The World Bank has advised African governments not to adopt too-stringent rules of origin for initial stages of the African Continental Free Trade Area (AfCFTA), as such a move will restrict growth of the trade pact.
The report, titled ‘Africa in the New Trade Environment’, says given the fact that various regional economic communities have different rules of origin – with some more complex than the others – it has the potential to interrupt trade flow; hence, efforts must be made to streamline them for AfCFTA.
“Given that each regional economic community has its own distinct rules of origin, some more complex than others, there is a need to streamline and simplify the rules so that they do not restrict trade flows and investment. Rules of origin that vary across products are likely to restrict the growth of regional value chains and regional industrial trade networks, because production of a single item often requires multiple intermediate inputs with varying rules of origin requirements.
“The current rules of origin under debate need to be reformed so that they are simple, are consistent across product groups, and do not impose costs on either the firms or regional entities in administering such rules,” the report said.
It further advised member-states to adopt rules of origin that are based on broad product classifications rather than rules based on product-specific criteria, as the latter tends to be costlier than the former; thereby making trade under the pact expensive.
“The AfCFTA is more likely to adopt product-specific rules than ones based on broad product classifications. Product-specific rules of origin are often considered more complex and require highly specified requirements for each product type, hence leading to stringent document requirements.
“Rules of origin that vary across products, especially at very low levels of classification, are likely to restrict the growth of regional value chains and regional industrial trade networks; because production of a single item often requires multiple intermediate inputs with varying rules of origin requirements. This may impose significant costs of compliance and verification.”
For these and other reasons, the World Bank urges member-countries to start with simpler rules of origin – especially considering the varying manufacturing strengths of the continent – in order not to disrupt the flow and vibrancy of trade desired under the AfCFTA.
“With the newly-minted AfCFTA, a more gradual approach that begins with more flexible, simpler and easier rules of origin based on broad product classifications and then moving slowly to relatively less flexible rules seems relevant. Given the lack of a competitive manufacturing sector, stringent rules at the early stages would be too restrictive to build a vibrant regional value chain.

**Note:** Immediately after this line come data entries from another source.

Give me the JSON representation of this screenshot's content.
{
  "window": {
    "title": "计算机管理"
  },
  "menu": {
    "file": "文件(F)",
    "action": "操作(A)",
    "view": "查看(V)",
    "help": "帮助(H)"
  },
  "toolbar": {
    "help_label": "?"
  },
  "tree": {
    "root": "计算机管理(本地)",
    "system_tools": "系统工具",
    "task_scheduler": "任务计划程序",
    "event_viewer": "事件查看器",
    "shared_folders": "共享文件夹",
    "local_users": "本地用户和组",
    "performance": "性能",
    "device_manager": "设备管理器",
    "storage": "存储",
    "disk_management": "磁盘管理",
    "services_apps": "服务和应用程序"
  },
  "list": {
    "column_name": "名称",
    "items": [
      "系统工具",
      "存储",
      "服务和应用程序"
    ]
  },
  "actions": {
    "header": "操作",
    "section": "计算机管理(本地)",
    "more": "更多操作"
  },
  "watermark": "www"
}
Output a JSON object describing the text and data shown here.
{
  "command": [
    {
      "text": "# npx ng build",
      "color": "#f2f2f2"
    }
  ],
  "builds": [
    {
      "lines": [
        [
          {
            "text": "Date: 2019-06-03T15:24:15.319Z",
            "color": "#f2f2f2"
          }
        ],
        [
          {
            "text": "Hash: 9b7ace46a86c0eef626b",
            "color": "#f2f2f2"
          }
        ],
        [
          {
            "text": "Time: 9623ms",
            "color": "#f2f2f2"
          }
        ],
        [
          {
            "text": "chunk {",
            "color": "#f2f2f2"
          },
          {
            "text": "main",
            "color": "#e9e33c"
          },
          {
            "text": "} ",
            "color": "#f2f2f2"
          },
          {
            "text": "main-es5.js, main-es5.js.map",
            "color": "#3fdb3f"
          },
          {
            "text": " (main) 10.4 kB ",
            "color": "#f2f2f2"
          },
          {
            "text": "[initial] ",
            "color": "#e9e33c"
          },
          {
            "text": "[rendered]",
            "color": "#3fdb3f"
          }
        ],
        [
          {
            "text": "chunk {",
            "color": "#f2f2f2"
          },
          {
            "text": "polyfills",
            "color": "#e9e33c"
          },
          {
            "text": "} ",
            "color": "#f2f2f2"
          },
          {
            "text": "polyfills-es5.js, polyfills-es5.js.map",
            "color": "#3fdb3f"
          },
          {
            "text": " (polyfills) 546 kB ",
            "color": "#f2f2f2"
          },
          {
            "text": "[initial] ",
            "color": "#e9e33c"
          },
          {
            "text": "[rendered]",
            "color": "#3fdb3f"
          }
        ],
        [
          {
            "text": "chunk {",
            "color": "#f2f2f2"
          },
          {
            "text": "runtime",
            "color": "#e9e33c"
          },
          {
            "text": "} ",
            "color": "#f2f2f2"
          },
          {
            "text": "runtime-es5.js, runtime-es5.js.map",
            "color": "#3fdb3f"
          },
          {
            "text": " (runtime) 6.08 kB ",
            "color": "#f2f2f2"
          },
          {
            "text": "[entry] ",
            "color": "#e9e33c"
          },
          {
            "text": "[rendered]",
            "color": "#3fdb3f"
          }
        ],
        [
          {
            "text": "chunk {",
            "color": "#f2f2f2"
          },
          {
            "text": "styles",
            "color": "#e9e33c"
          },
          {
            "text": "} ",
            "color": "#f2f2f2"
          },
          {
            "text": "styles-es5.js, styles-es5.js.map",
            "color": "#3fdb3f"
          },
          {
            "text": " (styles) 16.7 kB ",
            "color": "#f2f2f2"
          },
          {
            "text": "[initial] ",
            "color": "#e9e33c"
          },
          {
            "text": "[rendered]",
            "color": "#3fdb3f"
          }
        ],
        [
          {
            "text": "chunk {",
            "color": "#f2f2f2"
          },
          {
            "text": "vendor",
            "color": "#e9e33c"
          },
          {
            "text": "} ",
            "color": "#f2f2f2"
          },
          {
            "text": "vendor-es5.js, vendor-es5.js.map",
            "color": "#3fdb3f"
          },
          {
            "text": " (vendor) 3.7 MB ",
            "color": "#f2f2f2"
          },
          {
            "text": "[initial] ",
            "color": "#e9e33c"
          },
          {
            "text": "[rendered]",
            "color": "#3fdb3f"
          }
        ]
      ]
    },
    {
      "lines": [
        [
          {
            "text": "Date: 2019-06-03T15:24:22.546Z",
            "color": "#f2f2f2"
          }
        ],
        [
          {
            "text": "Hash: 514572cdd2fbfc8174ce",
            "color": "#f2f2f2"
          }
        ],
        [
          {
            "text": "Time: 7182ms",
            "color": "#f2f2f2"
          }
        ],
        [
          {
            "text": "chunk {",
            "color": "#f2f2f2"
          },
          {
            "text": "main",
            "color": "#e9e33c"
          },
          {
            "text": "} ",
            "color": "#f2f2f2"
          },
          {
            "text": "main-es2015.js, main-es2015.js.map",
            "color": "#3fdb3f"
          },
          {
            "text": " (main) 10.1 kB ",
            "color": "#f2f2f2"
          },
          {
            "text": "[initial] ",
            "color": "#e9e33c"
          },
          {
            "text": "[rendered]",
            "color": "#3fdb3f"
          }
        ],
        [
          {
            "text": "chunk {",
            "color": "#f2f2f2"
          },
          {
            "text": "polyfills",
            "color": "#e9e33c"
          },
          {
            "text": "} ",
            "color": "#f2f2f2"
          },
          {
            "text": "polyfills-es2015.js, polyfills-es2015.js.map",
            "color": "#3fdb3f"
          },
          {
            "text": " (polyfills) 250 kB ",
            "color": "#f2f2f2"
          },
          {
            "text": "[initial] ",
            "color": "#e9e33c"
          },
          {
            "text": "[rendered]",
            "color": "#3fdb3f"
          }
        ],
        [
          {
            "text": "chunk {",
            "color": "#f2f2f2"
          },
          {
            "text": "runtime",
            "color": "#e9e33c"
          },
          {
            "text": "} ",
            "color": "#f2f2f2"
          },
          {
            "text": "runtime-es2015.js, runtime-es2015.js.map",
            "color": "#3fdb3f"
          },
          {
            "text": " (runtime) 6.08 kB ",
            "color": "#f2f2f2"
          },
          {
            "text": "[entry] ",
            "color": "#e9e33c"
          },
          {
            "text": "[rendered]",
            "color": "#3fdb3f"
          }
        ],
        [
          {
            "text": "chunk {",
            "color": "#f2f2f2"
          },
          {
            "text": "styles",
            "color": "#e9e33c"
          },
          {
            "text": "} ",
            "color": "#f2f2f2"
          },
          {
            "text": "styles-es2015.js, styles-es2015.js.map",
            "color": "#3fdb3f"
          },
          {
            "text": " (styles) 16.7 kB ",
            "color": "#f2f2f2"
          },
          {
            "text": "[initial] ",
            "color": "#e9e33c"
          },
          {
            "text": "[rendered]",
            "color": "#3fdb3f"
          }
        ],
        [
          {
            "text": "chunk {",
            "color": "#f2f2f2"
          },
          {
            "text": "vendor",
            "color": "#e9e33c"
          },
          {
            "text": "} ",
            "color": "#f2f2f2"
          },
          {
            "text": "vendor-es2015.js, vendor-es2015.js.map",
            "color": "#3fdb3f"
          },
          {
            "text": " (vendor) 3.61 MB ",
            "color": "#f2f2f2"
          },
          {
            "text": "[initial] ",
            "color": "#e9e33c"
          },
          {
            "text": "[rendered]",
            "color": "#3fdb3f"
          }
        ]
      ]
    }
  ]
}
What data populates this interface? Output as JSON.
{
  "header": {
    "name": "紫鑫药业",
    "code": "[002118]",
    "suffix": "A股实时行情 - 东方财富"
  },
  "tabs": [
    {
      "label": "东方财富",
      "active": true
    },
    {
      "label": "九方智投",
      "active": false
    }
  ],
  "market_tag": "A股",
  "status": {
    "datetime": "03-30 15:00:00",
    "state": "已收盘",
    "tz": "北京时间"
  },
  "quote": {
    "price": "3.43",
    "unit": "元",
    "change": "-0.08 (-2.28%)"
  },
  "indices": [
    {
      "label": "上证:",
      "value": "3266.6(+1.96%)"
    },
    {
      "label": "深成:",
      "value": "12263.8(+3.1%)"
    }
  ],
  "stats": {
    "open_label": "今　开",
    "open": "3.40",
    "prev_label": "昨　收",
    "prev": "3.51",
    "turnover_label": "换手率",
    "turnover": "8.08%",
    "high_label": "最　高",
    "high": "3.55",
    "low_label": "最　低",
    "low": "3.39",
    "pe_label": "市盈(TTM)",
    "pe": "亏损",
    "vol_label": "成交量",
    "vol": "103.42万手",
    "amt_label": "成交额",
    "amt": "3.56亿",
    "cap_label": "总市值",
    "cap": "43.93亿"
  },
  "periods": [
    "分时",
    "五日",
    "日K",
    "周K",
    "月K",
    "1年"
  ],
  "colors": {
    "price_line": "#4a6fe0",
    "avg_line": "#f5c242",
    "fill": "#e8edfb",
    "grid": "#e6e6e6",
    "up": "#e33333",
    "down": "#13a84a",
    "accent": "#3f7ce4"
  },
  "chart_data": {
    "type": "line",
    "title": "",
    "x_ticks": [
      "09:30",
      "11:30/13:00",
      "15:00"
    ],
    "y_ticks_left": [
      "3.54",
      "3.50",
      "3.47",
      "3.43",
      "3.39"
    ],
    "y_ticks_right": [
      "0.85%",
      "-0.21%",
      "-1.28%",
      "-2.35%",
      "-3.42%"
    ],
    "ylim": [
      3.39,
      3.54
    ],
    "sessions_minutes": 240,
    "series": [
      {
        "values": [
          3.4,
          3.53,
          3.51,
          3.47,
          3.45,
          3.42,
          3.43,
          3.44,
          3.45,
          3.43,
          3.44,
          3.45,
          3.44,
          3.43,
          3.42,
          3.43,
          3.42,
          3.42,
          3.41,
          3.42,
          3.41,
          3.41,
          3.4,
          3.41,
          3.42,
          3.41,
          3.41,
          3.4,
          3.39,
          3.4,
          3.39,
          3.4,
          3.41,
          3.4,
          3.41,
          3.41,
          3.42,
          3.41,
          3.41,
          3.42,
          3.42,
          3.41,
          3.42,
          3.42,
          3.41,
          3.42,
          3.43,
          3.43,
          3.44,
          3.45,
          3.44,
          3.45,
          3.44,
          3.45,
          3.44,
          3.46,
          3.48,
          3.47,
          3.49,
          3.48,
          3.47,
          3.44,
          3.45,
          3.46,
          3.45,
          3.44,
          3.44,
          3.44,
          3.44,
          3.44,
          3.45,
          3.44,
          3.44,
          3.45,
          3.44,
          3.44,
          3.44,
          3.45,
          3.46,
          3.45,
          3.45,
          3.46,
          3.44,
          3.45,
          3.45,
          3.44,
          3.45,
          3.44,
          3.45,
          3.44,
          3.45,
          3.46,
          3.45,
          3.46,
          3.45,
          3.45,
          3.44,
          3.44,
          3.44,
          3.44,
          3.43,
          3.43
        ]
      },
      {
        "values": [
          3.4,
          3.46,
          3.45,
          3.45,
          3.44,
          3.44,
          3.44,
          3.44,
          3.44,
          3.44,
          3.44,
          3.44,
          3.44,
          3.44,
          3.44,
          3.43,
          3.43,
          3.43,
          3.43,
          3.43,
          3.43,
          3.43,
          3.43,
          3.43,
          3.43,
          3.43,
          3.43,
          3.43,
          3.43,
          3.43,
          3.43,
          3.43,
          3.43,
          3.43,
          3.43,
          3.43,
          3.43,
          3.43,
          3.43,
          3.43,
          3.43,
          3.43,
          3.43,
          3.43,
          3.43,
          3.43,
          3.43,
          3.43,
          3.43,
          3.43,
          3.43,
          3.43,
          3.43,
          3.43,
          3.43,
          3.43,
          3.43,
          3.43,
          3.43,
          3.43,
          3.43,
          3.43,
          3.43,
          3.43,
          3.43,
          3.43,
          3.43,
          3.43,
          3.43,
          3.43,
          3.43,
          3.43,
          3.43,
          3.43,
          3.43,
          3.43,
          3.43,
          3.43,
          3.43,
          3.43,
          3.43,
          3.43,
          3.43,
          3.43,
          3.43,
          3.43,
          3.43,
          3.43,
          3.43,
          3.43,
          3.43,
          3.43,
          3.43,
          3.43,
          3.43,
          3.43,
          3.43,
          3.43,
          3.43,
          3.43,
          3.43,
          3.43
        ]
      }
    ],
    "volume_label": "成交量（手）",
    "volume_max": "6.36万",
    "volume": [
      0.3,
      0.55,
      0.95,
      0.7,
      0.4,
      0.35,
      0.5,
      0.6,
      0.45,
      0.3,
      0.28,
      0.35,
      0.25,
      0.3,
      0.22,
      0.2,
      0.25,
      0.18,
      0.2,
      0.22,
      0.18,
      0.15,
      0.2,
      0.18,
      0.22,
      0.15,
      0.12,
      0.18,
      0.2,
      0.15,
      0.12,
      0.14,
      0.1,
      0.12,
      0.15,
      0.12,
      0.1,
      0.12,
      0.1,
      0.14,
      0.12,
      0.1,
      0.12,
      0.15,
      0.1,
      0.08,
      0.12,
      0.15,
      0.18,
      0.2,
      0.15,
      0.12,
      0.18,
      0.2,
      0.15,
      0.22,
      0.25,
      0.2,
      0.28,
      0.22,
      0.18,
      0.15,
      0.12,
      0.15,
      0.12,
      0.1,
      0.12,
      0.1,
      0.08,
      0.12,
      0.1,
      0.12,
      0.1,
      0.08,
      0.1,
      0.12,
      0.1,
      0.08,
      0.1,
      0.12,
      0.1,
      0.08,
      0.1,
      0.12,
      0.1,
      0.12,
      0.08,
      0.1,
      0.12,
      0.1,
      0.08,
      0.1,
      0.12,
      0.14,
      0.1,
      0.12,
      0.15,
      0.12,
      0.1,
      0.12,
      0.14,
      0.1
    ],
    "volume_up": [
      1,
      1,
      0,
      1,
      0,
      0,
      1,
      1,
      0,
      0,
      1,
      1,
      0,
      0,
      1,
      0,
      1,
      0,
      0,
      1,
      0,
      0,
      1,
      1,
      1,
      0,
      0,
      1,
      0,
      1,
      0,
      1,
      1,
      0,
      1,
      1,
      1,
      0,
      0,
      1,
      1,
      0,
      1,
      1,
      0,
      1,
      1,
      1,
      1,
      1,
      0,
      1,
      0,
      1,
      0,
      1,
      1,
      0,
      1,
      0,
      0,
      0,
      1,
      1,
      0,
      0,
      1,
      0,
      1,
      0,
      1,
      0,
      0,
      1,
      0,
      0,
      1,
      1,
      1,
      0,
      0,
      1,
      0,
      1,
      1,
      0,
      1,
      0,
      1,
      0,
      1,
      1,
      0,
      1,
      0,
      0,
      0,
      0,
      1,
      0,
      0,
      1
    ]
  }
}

“If Africa is to become the next manufacturing frontier, very flexible rules of origin in the early phases of integration should be used to enhance production capacity and build the institutional muscle needed to monitor and verify the rules of origin requirements which will eventually become less flexible with increased development,” the report stated.